__WHAT THE EXERCISE ASKS__:
Working from the records beneath this line, reproduce each one exactly.

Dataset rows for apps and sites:
----
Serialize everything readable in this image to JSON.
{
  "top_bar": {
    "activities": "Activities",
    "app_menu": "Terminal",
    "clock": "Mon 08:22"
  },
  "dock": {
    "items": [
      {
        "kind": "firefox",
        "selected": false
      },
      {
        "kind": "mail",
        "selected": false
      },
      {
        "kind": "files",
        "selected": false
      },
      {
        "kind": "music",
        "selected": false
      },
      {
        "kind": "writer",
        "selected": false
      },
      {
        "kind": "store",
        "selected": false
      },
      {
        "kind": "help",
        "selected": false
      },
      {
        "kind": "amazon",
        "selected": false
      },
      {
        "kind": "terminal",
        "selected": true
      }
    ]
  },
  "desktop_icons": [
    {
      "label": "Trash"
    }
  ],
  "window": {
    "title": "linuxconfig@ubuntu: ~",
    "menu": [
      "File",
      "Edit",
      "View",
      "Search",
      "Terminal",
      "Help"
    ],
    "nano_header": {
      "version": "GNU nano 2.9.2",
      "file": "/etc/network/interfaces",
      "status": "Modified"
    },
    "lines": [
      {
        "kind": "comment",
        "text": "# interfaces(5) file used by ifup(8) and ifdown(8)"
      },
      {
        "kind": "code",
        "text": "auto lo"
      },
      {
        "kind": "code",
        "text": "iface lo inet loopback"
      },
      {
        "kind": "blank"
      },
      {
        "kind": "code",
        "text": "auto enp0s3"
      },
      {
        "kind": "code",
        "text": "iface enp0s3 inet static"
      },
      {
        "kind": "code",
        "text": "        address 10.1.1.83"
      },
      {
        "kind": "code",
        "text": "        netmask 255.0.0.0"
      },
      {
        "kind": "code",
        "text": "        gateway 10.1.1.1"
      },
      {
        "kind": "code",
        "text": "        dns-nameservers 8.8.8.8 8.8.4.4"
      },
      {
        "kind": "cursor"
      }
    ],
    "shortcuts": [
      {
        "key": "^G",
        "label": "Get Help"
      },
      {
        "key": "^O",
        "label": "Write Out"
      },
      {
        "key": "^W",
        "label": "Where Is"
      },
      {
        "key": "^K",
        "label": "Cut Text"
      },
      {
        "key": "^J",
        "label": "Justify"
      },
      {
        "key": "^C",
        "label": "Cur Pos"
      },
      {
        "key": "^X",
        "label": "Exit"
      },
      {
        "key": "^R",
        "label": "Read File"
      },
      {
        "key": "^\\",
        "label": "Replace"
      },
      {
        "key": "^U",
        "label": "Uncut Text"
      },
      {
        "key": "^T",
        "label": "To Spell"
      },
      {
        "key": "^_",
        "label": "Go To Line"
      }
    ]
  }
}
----
__RESPONSE TO THE TASK__:
Serialize everything readable in this image to JSON.
{
  "top_bar": {
    "activities": "Activities",
    "app_menu": "Terminal",
    "clock": "Mon 08:22"
  },
  "dock": {
    "items": [
      {
        "kind": "firefox",
        "selected": false
      },
      {
        "kind": "mail",
        "selected": false
      },
      {
        "kind": "files",
        "selected": false
      },
      {
        "kind": "music",
        "selected": false
      },
      {
        "kind": "writer",
        "selected": false
      },
      {
        "kind": "store",
        "selected": false
      },
      {
        "kind": "help",
        "selected": false
      },
      {
        "kind": "amazon",
        "selected": false
      },
      {
        "kind": "terminal",
        "selected": true
      }
    ]
  },
  "desktop_icons": [
    {
      "label": "Trash"
    }
  ],
  "window": {
    "title": "linuxconfig@ubuntu: ~",
    "menu": [
      "File",
      "Edit",
      "View",
      "Search",
      "Terminal",
      "Help"
    ],
    "nano_header": {
      "version": "GNU nano 2.9.2",
      "file": "/etc/network/interfaces",
      "status": "Modified"
    },
    "lines": [
      {
        "kind": "comment",
        "text": "# interfaces(5) file used by ifup(8) and ifdown(8)"
      },
      {
        "kind": "code",
        "text": "auto lo"
      },
      {
        "kind": "code",
        "text": "iface lo inet loopback"
      },
      {
        "kind": "blank"
      },
      {
        "kind": "code",
        "text": "auto enp0s3"
      },
      {
        "kind": "code",
        "text": "iface enp0s3 inet static"
      },
      {
        "kind": "code",
        "text": "        address 10.1.1.83"
      },
      {
        "kind": "code",
        "text": "        netmask 255.0.0.0"
      },
      {
        "kind": "code",
        "text": "        gateway 10.1.1.1"
      },
      {
        "kind": "code",
        "text": "        dns-nameservers 8.8.8.8 8.8.4.4"
      },
      {
        "kind": "cursor"
      }
    ],
    "shortcuts": [
      {
        "key": "^G",
        "label": "Get Help"
      },
      {
        "key": "^O",
        "label": "Write Out"
      },
      {
        "key": "^W",
        "label": "Where Is"
      },
      {
        "key": "^K",
        "label": "Cut Text"
      },
      {
        "key": "^J",
        "label": "Justify"
      },
      {
        "key": "^C",
        "label": "Cur Pos"
      },
      {
        "key": "^X",
        "label": "Exit"
      },
      {
        "key": "^R",
        "label": "Read File"
      },
      {
        "key": "^\\",
        "label": "Replace"
      },
      {
        "key": "^U",
        "label": "Uncut Text"
      },
      {
        "key": "^T",
        "label": "To Spell"
      },
      {
        "key": "^_",
        "label": "Go To Line"
      }
    ]
  }
}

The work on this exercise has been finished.